I'll be on Ed Schultz's MSNBC show tonight around 6:30 Eastern. It will be a milestone in television history, and you don't want to miss it.


Maybe some of them. I rather like Ruth Reichl's take on Twitter: Twitter is a sort of public diary; figurative scraps of paper. Are you enjoying it? Enormously. As I wrote in my first book, privacy is overrated. My mother’s scraps of paper were shouts into the void, and I think she would have been much happier if she could have sent them into the world instead of sticking them in a box. We all want, very much, to be seen and understood. That's a nice thought. And it's true that Twitter, like blogs, democratizes access to the means of recognition. It's not so much that people want to be watched as that they want to be seen. People -- including, sadly, me -- mock all the trivia that makes it onto Twitter -- "I'm at the gym, and hate the elliptical machine!" -- but that stuff isn't trivia to the people experiencing it. It's the stuff of life. And the ability to share it helps to make it matter...


A bunch of readers have written in to ask why I haven't commented on pollster Frank Luntz's "leaked" memo advising Republicans on their efforts to oppose health reform. The basic answer is I don't think it's an important document. I could have written the whole thing myself just by reversing-engineering one of Rudy Giuliani's speeches. And it's "leak" feel a bit meta to me. It's theoretically a strategy document for Republicans, but it's being used less to inform their approach than to give the press a reason to write that they have a strategy. And so they do. "Healthcare denial horror stories from Canada & Co. do resonate," Luntz advises. That means, I guess, that conservative politicians will continue using them, as they have for the past two decades? Elsewhere, Luntz suggests that Republicans "define the crisis in your terms...If some bureaucrat puts himself between you and your doctor, denying you exactly what you need, that’s a crisis." Attacking bureaucrats! Where does...

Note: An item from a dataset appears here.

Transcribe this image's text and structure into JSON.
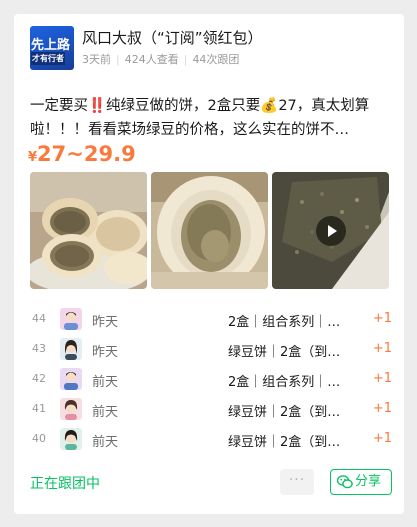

Eliot Spitzer expounds on one of my favorite topics: The astonishing composition of the New York Federal Reserve: who selected Geithner back in 2003? Well, the Fed board created a select committee to pick the CEO. This committee included none other than Hank Greenberg, then the chairman of AIG; John Whitehead, a former chairman of Goldman Sachs; Walter Shipley, a former chairman of Chase Manhattan Bank, now JPMorgan Chase; and Pete Peterson, a former chairman of Lehman Bros. It was not a group of typical depositors worried about the security of their savings accounts but rather one whose interest was in preserving a capital structure and way of doing business that cried out for—but did not receive—harsh examination from the N.Y. Fed. The composition of the New York Fed's board, which supervises the organization and current Chairman Friedman, is equally troubling. The board consists of nine individuals, three chosen by the N.Y. Fed member banks as their own representatives...